• [EXERCISE DIRECTIONS]:
For the data that follows, state how many lines hold the string "Address", giving the number by itself.

• [EXERCISE MATERIALS]:

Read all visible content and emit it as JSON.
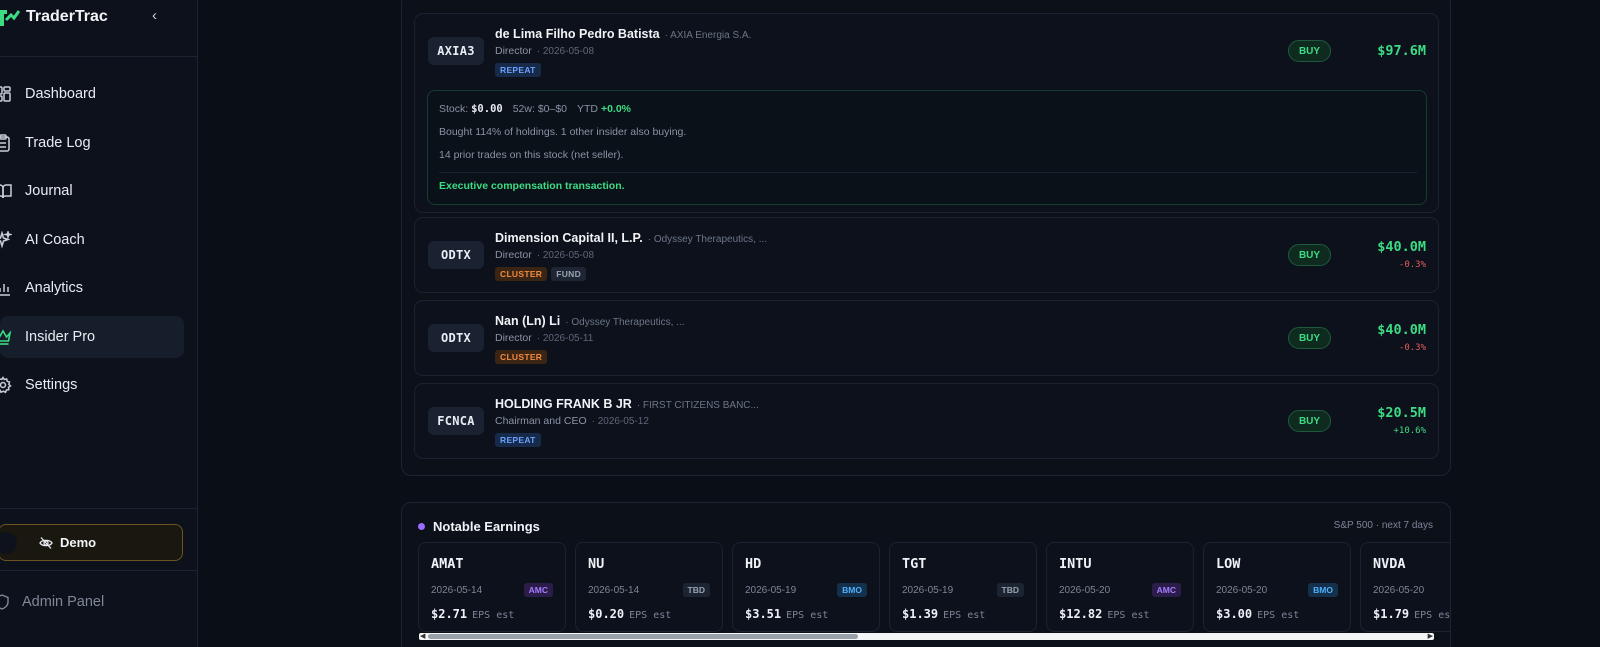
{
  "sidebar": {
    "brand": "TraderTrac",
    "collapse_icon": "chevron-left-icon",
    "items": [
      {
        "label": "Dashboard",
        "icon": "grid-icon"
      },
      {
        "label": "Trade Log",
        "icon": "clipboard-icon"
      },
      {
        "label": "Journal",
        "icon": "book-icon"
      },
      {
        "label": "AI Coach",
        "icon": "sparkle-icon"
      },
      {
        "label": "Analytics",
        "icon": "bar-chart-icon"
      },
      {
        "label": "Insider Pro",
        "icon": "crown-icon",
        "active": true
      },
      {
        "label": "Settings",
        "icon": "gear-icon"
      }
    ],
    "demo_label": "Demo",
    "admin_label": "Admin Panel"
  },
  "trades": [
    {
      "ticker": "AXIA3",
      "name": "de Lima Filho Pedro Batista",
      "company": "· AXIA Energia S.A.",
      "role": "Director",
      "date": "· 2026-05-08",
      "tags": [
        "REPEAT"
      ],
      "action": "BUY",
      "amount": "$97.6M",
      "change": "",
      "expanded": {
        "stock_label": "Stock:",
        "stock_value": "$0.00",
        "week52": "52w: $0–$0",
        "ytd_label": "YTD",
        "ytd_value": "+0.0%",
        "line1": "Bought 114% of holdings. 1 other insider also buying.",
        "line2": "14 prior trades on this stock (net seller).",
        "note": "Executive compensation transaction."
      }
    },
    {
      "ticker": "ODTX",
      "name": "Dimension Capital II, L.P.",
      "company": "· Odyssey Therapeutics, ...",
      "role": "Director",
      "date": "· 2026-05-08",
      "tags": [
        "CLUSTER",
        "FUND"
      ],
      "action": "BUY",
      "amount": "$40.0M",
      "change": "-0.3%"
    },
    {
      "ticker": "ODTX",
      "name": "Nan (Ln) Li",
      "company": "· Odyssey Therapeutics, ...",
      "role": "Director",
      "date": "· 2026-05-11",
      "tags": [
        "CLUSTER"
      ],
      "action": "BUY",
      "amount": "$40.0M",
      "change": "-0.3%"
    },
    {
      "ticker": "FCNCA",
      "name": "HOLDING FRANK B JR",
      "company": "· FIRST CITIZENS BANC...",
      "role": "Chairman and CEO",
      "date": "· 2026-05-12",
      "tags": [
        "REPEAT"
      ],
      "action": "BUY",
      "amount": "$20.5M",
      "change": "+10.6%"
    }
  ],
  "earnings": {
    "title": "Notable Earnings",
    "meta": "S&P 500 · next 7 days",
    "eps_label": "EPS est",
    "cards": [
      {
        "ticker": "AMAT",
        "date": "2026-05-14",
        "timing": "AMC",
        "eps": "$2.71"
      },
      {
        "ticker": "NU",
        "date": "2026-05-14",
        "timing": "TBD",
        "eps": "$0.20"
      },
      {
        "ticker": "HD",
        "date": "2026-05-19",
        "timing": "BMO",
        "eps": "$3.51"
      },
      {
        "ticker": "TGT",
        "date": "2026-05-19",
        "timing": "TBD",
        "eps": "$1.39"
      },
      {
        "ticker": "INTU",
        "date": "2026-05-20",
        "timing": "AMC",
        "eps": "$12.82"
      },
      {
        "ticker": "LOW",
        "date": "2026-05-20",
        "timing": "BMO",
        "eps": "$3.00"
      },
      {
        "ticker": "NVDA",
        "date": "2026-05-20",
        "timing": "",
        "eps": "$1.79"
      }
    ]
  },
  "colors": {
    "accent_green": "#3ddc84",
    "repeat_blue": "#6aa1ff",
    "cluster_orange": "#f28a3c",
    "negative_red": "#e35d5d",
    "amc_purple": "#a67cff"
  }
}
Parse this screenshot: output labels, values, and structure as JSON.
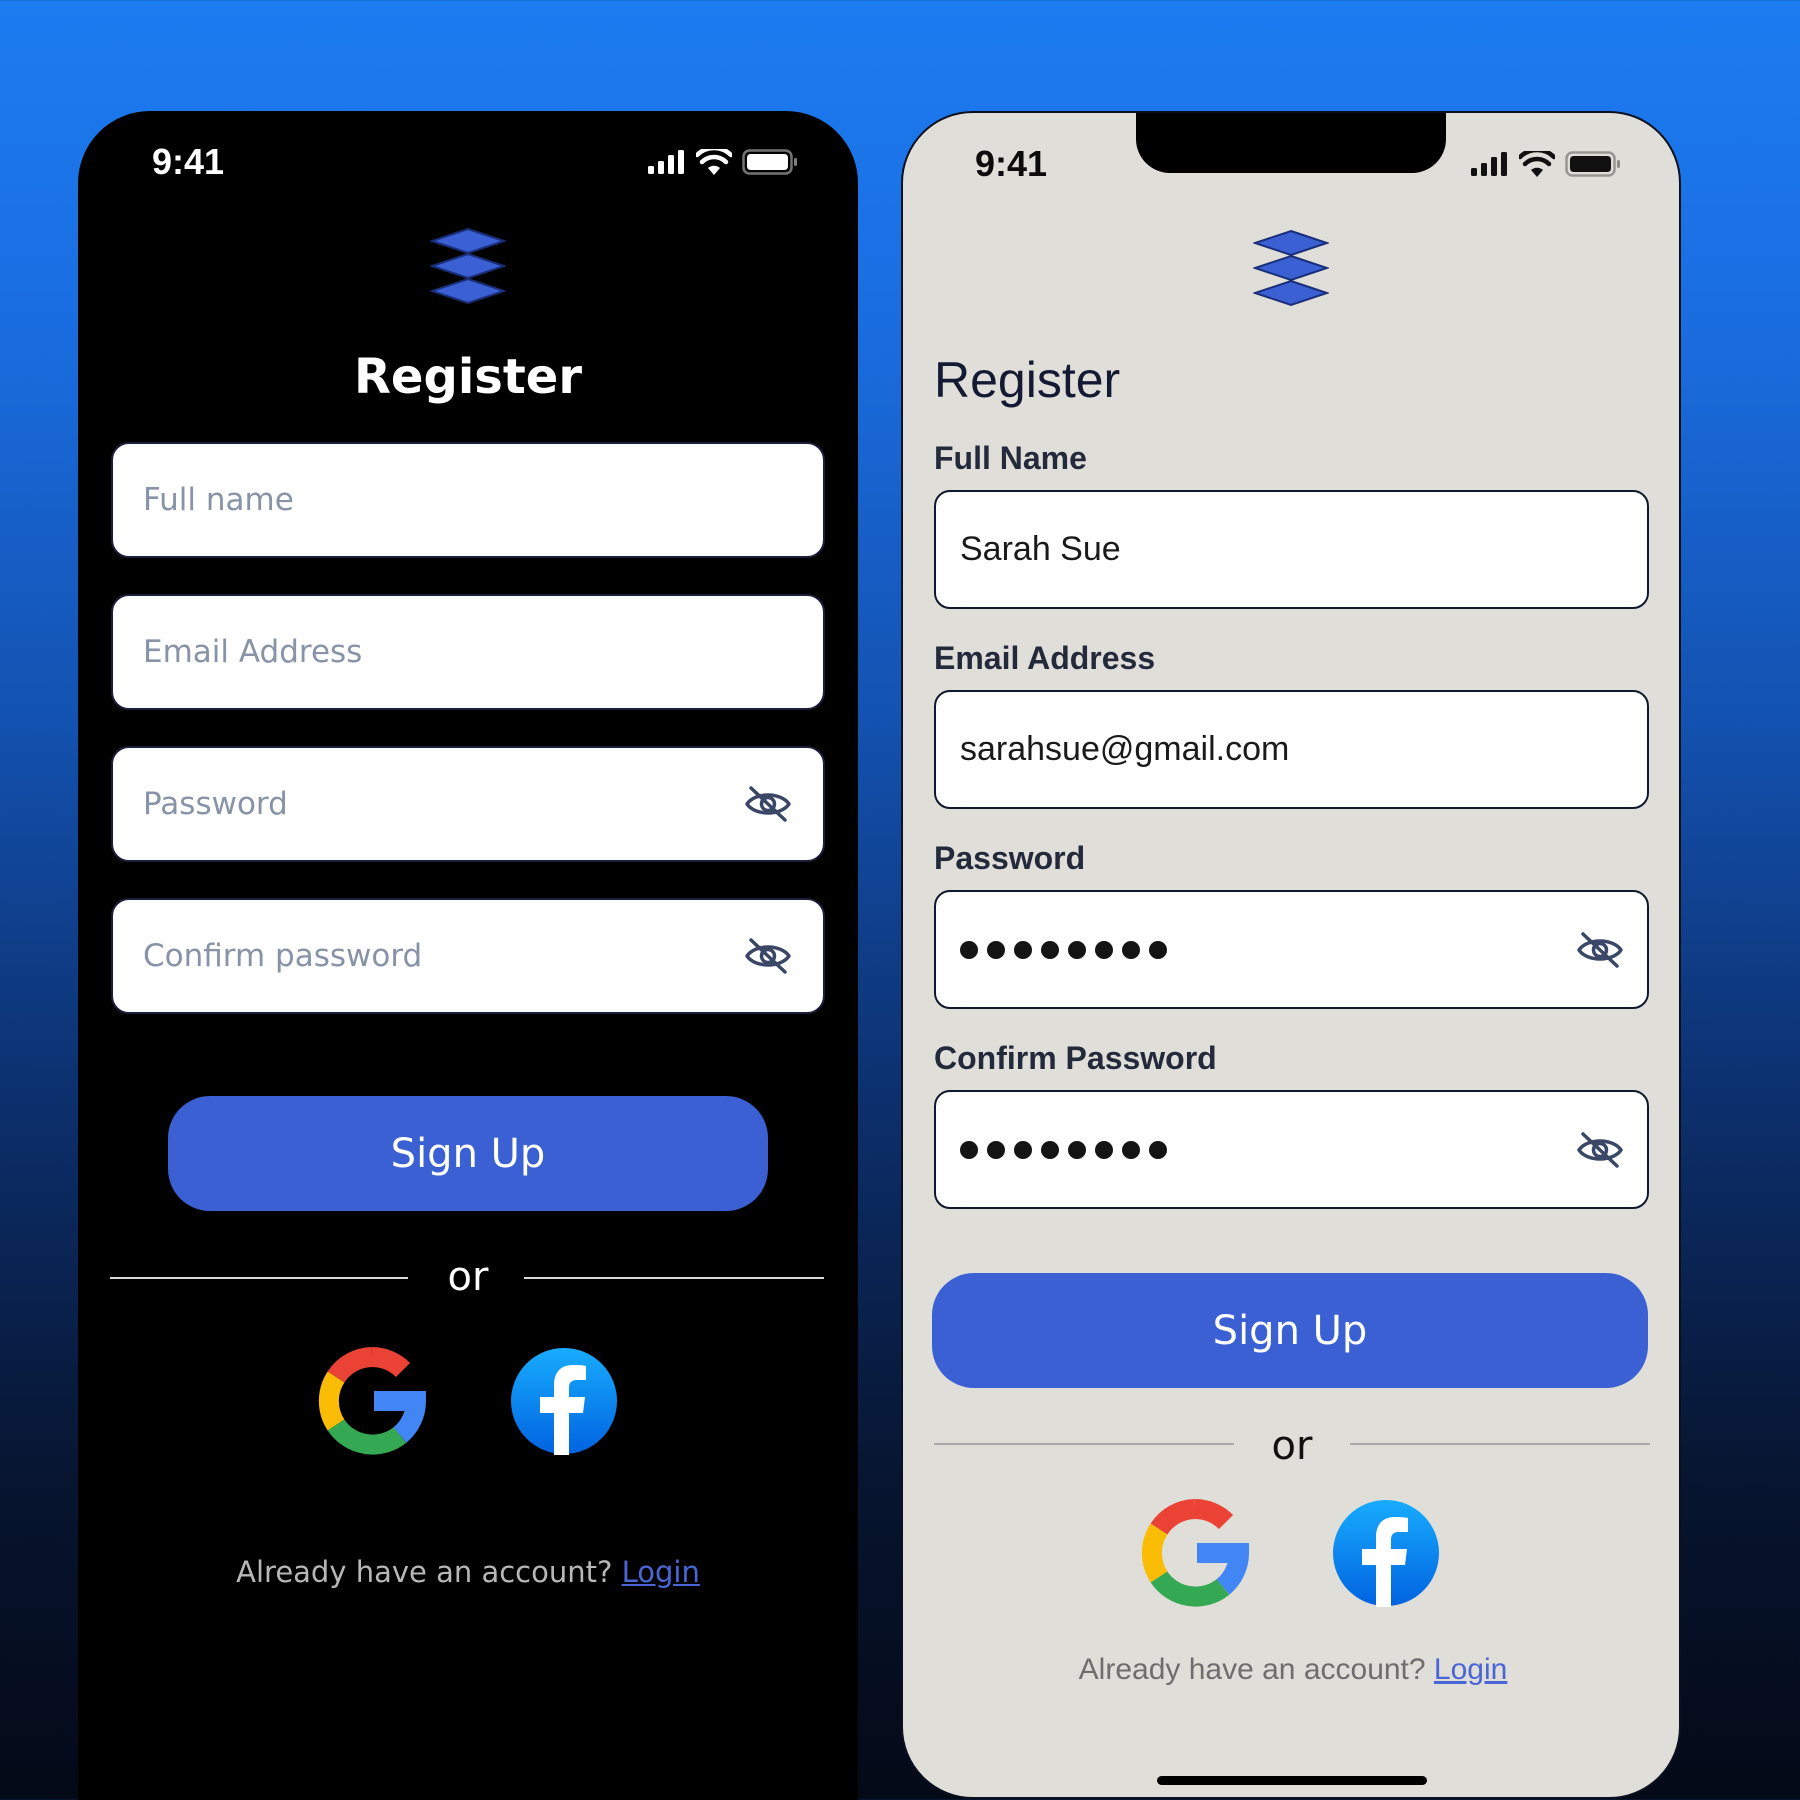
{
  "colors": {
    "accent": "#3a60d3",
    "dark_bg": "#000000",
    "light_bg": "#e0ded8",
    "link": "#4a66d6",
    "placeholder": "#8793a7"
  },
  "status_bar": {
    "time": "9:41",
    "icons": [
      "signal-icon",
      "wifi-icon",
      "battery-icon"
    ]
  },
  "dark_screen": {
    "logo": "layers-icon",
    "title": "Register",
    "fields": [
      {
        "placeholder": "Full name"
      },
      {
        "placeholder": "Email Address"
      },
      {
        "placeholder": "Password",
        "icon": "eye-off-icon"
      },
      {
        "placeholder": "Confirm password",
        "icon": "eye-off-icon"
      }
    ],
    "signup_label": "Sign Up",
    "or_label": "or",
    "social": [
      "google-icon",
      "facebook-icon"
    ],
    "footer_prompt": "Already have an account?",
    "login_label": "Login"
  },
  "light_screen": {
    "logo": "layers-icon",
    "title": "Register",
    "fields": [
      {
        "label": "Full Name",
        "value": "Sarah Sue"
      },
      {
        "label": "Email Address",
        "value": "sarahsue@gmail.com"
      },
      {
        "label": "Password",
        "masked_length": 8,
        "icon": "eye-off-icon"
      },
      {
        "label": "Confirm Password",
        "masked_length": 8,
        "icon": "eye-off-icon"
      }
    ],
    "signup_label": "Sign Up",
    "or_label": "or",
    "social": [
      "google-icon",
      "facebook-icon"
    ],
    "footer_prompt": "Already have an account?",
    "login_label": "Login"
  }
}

• [RESULT OF THIS TASK]:
2